§ MATERIAL PROVIDED
- - -

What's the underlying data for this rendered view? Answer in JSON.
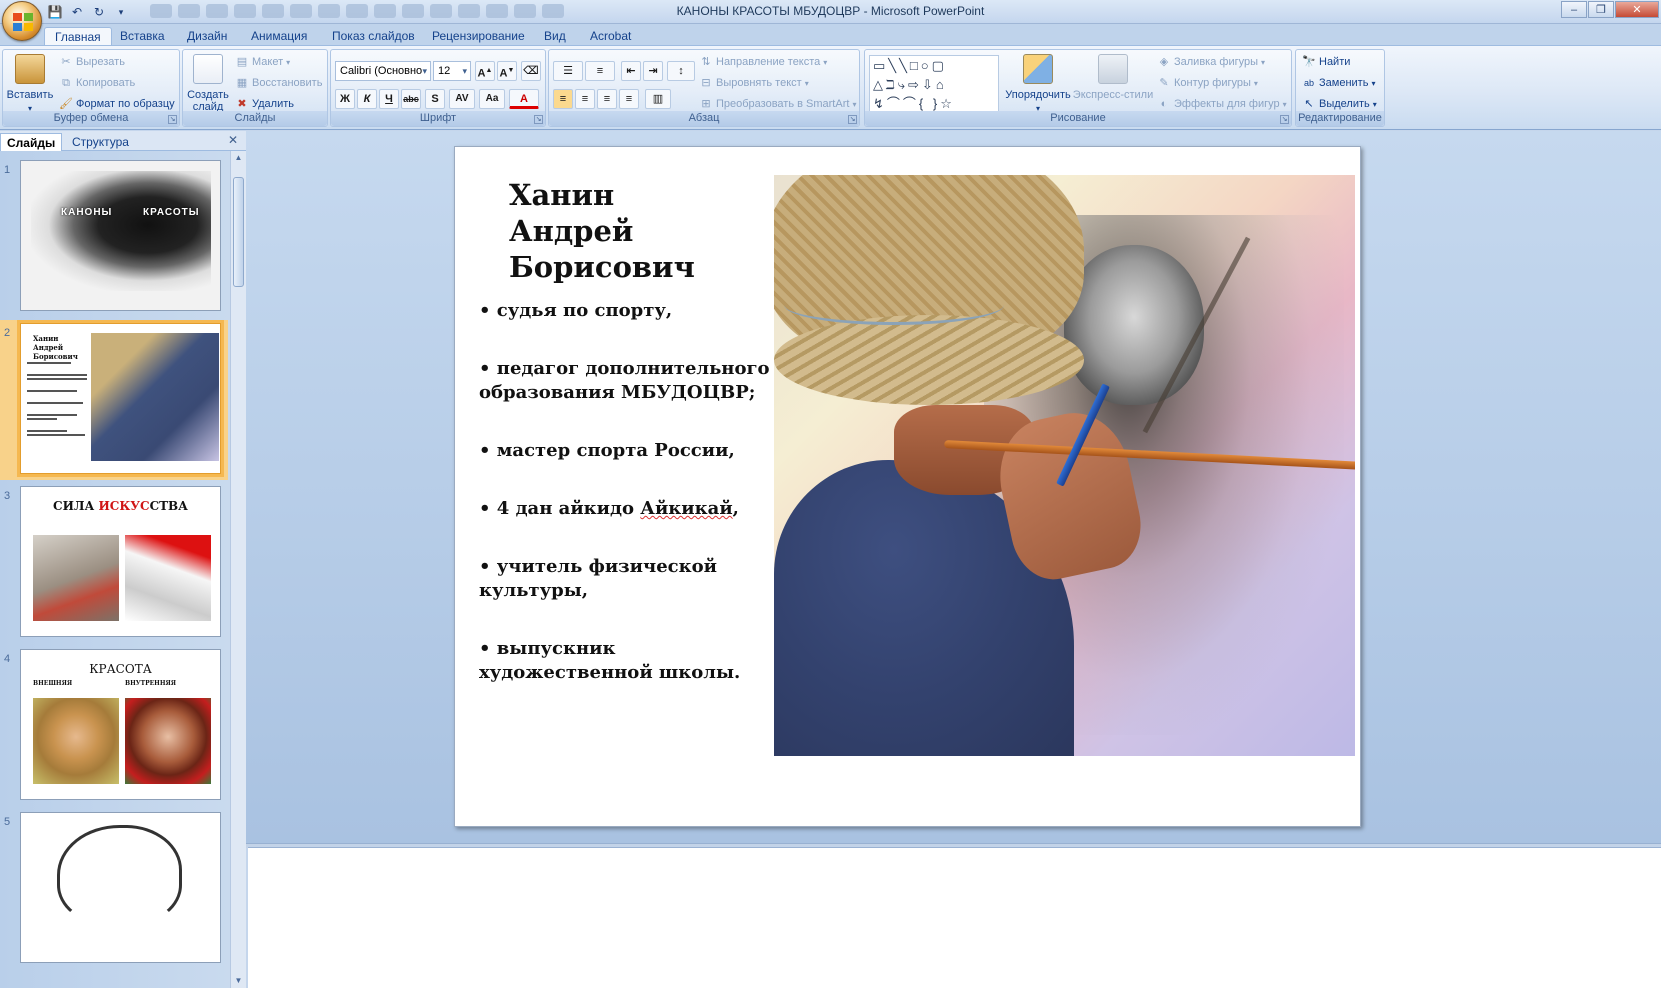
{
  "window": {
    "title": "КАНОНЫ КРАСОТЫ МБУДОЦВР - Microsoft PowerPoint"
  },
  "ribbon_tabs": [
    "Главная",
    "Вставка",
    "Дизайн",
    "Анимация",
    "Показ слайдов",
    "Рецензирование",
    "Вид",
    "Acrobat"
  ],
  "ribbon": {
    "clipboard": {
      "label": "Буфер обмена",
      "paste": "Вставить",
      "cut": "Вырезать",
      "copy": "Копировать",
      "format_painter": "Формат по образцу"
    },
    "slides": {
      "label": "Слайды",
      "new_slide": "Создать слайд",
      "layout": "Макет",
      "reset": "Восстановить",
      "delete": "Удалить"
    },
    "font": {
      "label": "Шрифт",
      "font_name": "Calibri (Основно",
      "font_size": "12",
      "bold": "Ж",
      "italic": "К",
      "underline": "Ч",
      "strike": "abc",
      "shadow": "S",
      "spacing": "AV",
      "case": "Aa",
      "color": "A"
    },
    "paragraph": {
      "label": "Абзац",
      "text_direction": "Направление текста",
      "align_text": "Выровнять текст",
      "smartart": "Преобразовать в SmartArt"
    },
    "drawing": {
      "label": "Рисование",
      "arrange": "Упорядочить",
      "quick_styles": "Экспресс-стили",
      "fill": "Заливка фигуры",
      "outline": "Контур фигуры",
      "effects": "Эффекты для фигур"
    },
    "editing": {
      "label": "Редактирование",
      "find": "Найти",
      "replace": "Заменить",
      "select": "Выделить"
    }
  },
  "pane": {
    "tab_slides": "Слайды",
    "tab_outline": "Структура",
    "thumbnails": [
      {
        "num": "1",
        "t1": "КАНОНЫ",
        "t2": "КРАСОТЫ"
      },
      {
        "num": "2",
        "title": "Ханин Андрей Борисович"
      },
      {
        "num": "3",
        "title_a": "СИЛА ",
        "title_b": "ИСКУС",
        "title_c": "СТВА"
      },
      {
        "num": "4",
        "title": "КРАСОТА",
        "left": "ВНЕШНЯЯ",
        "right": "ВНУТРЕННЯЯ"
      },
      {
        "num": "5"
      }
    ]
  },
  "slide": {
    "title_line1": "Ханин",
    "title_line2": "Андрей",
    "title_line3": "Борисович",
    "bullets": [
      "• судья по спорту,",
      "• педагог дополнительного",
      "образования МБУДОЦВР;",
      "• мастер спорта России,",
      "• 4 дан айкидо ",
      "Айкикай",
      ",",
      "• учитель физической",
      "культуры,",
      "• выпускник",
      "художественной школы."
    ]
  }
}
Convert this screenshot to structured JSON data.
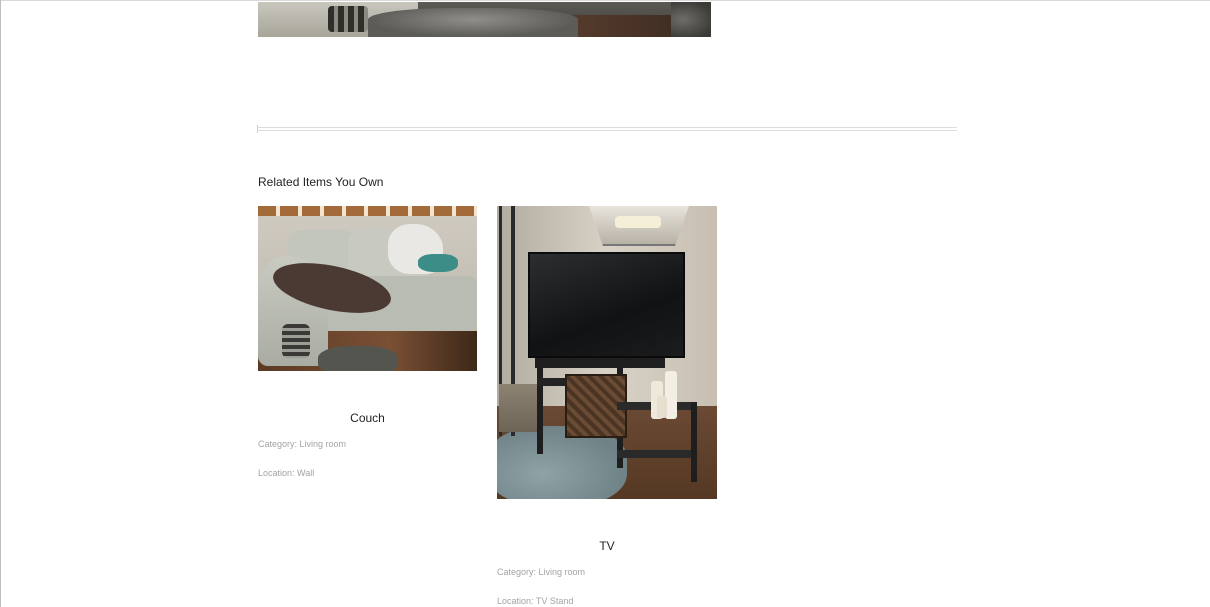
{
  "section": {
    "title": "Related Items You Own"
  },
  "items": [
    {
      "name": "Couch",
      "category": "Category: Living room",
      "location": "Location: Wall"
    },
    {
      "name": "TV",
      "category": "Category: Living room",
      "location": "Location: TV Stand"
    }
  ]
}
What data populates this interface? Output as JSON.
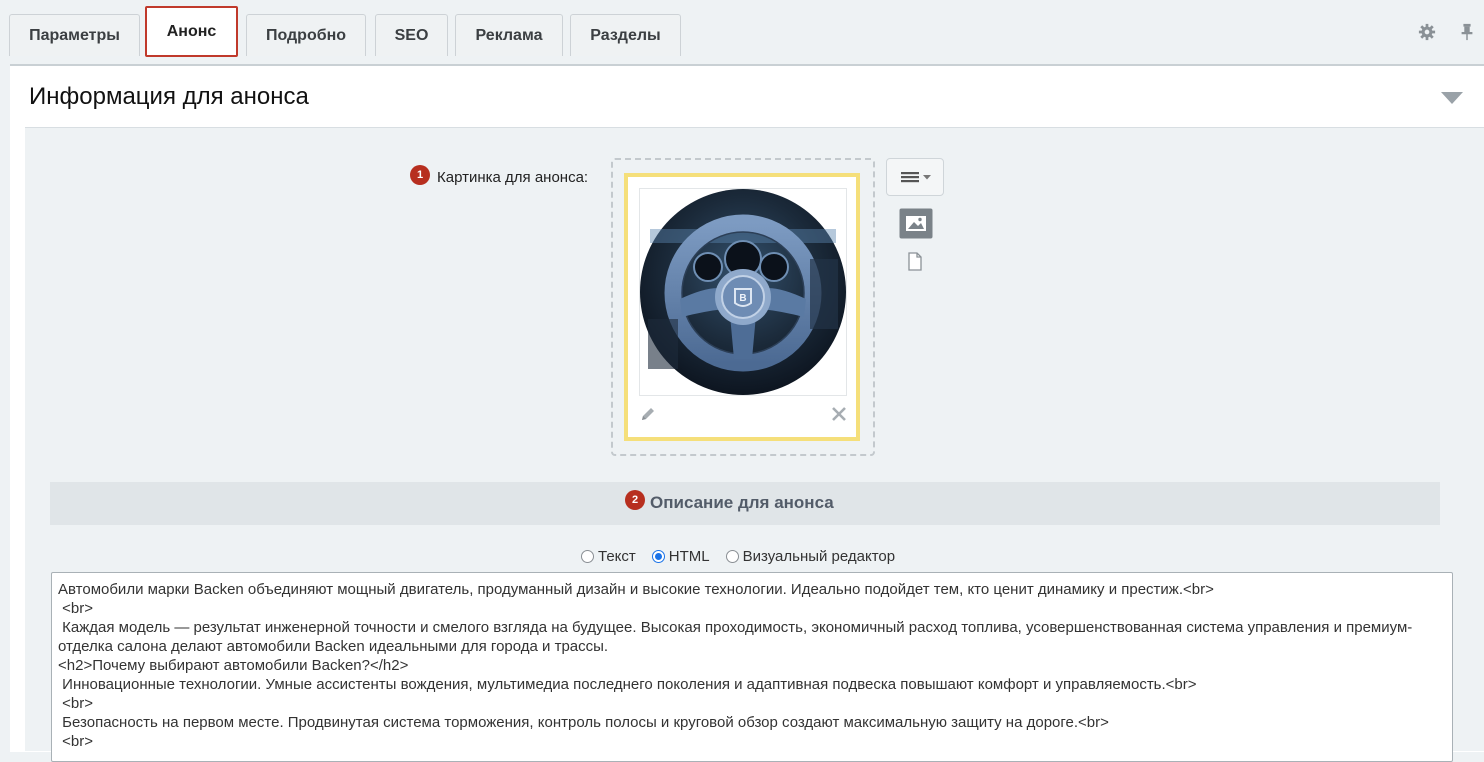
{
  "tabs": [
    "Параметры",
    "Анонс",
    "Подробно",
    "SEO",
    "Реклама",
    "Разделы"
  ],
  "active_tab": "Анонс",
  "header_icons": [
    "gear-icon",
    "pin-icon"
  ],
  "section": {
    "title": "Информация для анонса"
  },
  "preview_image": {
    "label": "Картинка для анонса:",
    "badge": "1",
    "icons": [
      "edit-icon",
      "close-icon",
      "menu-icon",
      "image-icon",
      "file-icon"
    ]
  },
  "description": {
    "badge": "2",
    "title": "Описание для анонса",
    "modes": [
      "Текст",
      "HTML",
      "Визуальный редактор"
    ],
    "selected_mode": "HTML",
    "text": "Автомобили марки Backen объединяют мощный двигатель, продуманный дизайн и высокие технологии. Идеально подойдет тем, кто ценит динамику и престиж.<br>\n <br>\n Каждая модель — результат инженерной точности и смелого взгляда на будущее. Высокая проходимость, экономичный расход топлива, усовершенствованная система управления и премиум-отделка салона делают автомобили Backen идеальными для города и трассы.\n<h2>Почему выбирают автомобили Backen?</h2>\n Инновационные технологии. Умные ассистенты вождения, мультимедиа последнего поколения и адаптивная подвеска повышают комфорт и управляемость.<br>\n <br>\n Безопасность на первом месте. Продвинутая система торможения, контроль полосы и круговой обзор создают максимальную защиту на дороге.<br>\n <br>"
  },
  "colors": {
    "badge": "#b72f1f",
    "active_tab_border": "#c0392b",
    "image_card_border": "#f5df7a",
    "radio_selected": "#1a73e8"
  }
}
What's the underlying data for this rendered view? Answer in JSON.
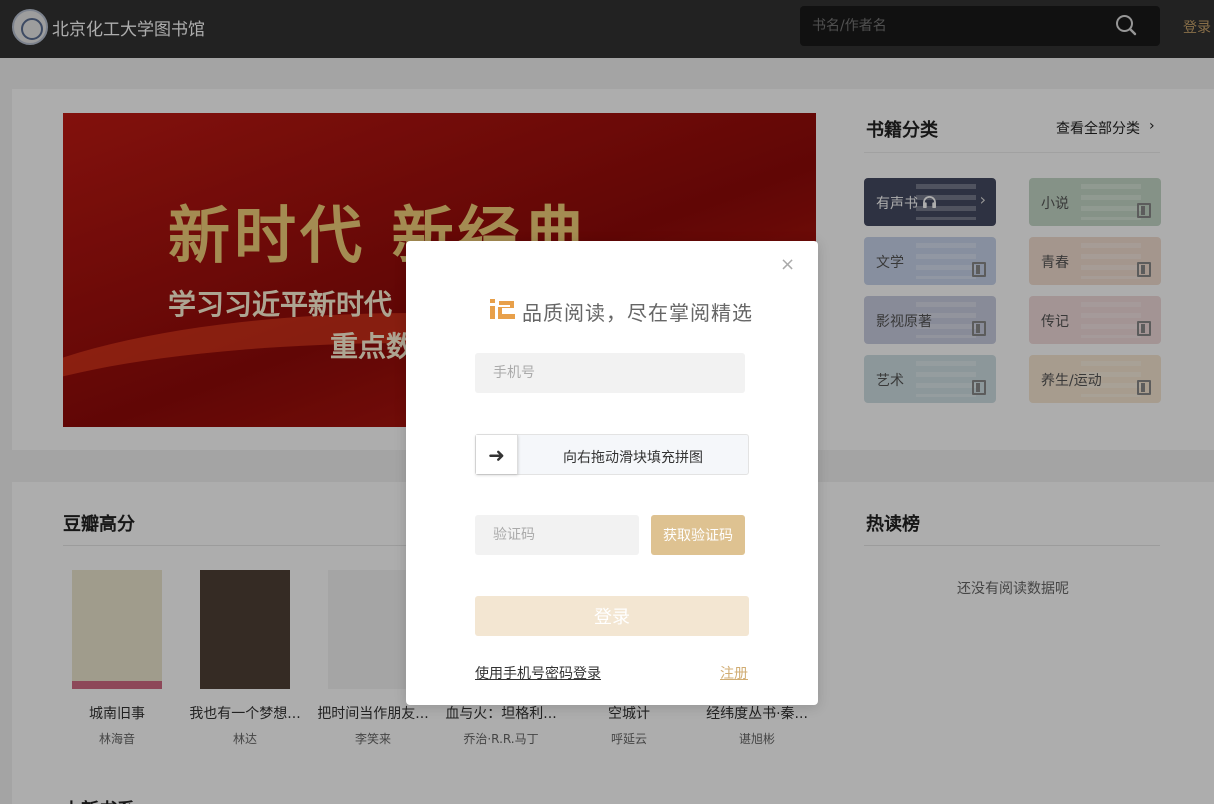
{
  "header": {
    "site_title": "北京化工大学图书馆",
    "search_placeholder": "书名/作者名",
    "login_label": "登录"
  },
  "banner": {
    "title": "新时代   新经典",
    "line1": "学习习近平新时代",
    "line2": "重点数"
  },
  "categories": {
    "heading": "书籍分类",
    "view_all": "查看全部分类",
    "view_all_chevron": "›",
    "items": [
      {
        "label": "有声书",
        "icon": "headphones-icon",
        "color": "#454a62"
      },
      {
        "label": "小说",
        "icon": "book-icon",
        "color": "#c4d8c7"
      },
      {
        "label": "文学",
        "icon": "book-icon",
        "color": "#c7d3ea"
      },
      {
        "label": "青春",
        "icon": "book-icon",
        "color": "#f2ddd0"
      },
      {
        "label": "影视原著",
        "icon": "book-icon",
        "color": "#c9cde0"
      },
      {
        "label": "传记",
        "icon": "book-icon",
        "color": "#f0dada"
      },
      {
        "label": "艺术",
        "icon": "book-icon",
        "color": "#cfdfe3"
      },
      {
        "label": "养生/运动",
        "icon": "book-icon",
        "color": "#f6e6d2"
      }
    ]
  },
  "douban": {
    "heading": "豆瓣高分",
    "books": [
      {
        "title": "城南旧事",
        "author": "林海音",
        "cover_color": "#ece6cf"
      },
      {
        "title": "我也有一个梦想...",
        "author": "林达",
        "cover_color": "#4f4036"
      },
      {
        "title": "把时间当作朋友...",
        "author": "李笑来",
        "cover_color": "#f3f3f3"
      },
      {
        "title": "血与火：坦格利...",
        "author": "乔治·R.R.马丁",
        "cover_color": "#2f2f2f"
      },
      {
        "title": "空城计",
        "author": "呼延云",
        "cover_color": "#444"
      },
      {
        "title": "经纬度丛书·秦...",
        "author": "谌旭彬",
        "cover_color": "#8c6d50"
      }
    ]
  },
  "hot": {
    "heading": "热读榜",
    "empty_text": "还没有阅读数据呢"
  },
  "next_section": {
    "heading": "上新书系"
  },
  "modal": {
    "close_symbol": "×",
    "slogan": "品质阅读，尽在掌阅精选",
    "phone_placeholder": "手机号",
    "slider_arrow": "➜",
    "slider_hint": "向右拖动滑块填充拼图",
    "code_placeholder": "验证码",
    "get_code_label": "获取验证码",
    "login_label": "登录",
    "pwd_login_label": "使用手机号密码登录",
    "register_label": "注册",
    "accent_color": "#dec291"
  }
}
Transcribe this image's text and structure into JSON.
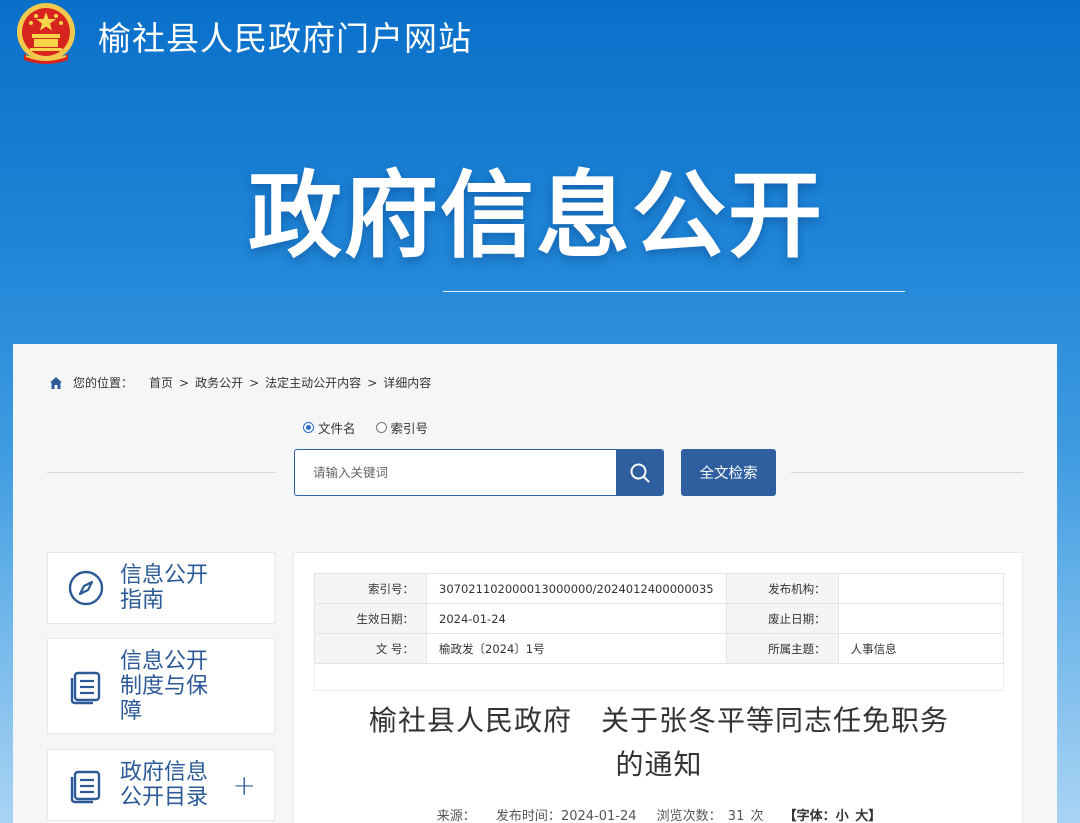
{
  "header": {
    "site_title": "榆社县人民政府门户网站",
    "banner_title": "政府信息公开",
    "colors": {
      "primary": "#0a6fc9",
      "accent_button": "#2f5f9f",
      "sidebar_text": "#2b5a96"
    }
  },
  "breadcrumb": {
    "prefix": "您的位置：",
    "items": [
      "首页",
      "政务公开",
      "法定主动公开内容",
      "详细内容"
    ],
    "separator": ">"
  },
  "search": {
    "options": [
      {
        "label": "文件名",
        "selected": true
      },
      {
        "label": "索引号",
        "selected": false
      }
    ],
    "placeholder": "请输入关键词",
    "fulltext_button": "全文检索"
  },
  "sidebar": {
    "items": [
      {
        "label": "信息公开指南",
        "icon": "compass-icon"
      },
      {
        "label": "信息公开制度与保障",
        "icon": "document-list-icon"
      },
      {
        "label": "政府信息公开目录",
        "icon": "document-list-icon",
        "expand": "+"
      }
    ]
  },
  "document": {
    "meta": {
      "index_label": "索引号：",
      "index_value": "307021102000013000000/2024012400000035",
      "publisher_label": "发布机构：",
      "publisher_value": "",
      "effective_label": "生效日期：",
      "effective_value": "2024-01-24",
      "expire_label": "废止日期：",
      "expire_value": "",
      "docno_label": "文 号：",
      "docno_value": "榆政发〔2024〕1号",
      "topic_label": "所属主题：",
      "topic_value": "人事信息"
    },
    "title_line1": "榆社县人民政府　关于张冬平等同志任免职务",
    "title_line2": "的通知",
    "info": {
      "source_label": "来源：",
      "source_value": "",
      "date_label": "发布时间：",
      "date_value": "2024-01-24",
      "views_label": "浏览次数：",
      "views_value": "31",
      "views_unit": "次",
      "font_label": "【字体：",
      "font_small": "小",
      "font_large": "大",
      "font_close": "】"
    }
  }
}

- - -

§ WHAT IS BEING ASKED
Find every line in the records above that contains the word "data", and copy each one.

§ ANSWER AREA
What's the underlying data for this rendered view? Answer in JSON.
Convert this screenshot to structured JSON data.
What data populates this interface? Output as JSON.
What's the underlying data for this rendered view? Answer in JSON.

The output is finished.